Now it gives me a bit of a history.

But, bottom line is - do they trust (the American Indians) the government?

If I was an American Indian, I wouldn't let them take out my trash, much less "protect" my water supply.

But, I'm 64 and dislike the U.S. government and all the corruption it stands for.

Recent news kind of confirms those thoughts.


Dakota Boy (author) from Seattle on October 31, 2016:

The family history was included to reinforce the fact that my family was in the wave of settlers that sought the land occupied by the tribes. My ancestors were here through the years when the tribes were forced from their nomadic existence and into the reservations. I live in North Dakota now and much of my family lives near the ND/SD border. We live this each day.

John Wilson from Whereever I hang my hat is my hone. Currently in Ibarra, Ecuador on October 31, 2016:

Thanks for the info, Dakota.

Wasn't any "mental gymnastics" involved, just logical questions about a protest.

Pretty simple to write it all out.

If there's concerns, then they should be listened too.

I wouldn't trust the government with taking out my trash, much less having them tell me my drinking water will be safe (Especially after the government said to Flint City people that same thing)

I tend to agree with the protestors. If it's a possible problem, and the government says it isn't, I'd go with "it's going to be a serious problem with the water supply."

That's how much faith I have in the U.S. government.

Which, at this point is, 0!


Dakota Boy (author) from Seattle on October 31, 2016:

John, you are going through the same mental gymnastics that I experienced in confronting this protest. Depending on who you ask, a different story emerges. I understand that the pipeline is not actually going through the current boundaries of the reservation but rather through Corps of Engineers Land that was previously a part of the Sioux Nation. The claim is that these were ancestral lands where their forefathers fished, hunted and lived. There have been studies by the ND Historical Society to determine whether the pipeline specifically will cross historical sites and no specific disruption was uncovered. The Tribe is challenging whether the study was thorough enough. The primary issue is the fact that the pipeline will go under the Missouri River. The protestors are being called "Water Protectors" by their peers and there are legitimate concerns about this being a problem. There have been a number of pipeline leaks over the years and the impact to the stretch of River that runs through Standing Rock would be devastating to the tribe. Whether the law enforcement officers and Nation Guard could just stand down is a bigger picture. The protestors are consistently vandalizing equipment and engaging in confrontations with the pipeline workers. The threat to property is a concern as is the threat to the well-being of the workers. There are also allegations of theft in the area, missing cattle and other chattel missing from the farmers in the area. Who did it and what was taken has not been proven. Law enforcement has warned those living in the area to make sure they don't travel alone and recommends that they be armed in case of confrontation.

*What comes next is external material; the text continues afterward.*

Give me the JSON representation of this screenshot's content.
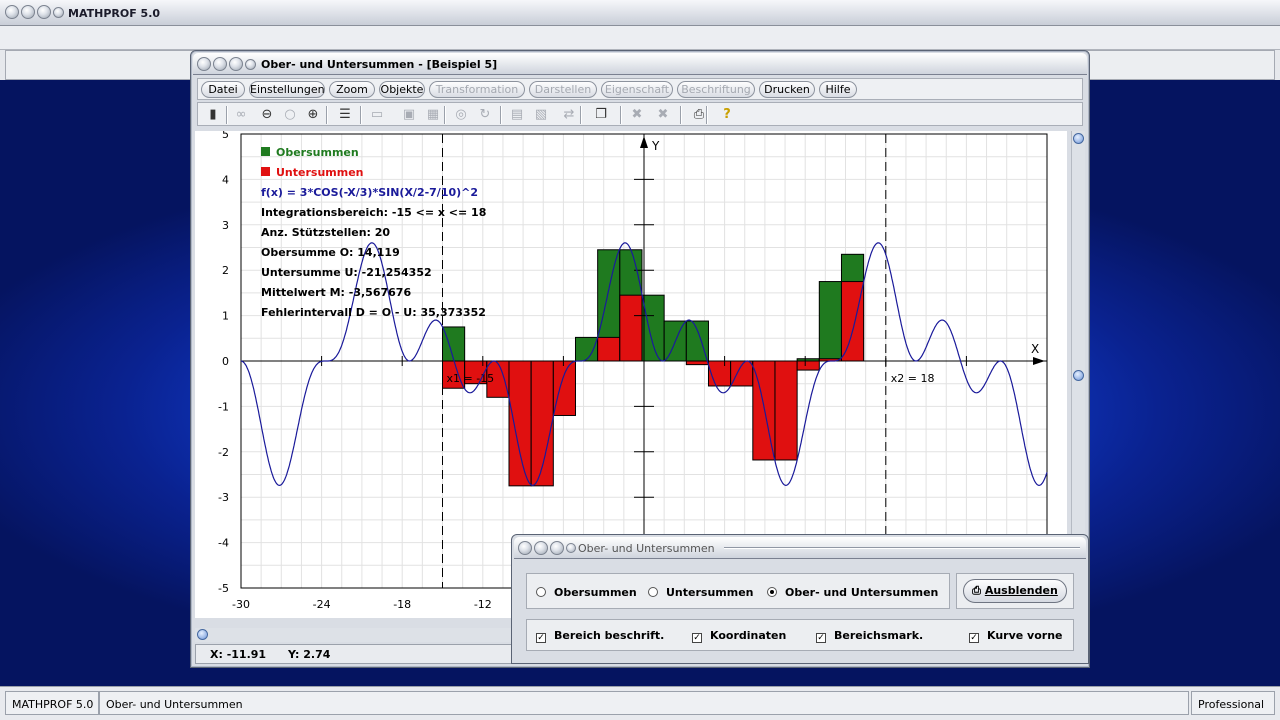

John Wilson from Whereever I hang my hat is my hone. Currently in Ibarra, Ecuador on October 28, 2016:

Dakota Boy,

Interesting Hub.

I'd have liked to learned more about what the protestors were objecting to.

My limited understanding of the objections are these:

1) The pipeline's on tribal land - was that legally or illegally decided?

2) I think, not sure, it's going through "sacred" land?

3) Fear of contamination of the water supply for the tribe

Are the protestors justified in their actions? If so, why should they stop their protest?

Why can't law enforcement do what they did in Baltimore, during the riots by blacks, and stand down?

My opinion is this - we are people that give permission to those in power. If the American Indians feel their permission should be withdrawn, why should they not be able to excessive that belief? And did they ever give permission to have the pipeline cross their lands?

Intersting topic when it concerns citizens rights and government action. The are too many times that the government acts illegally. With the American Indian, that list would be a long one!

More information would be appreciated.

Interesting family history. How does it pertain to the protest?



Related Articles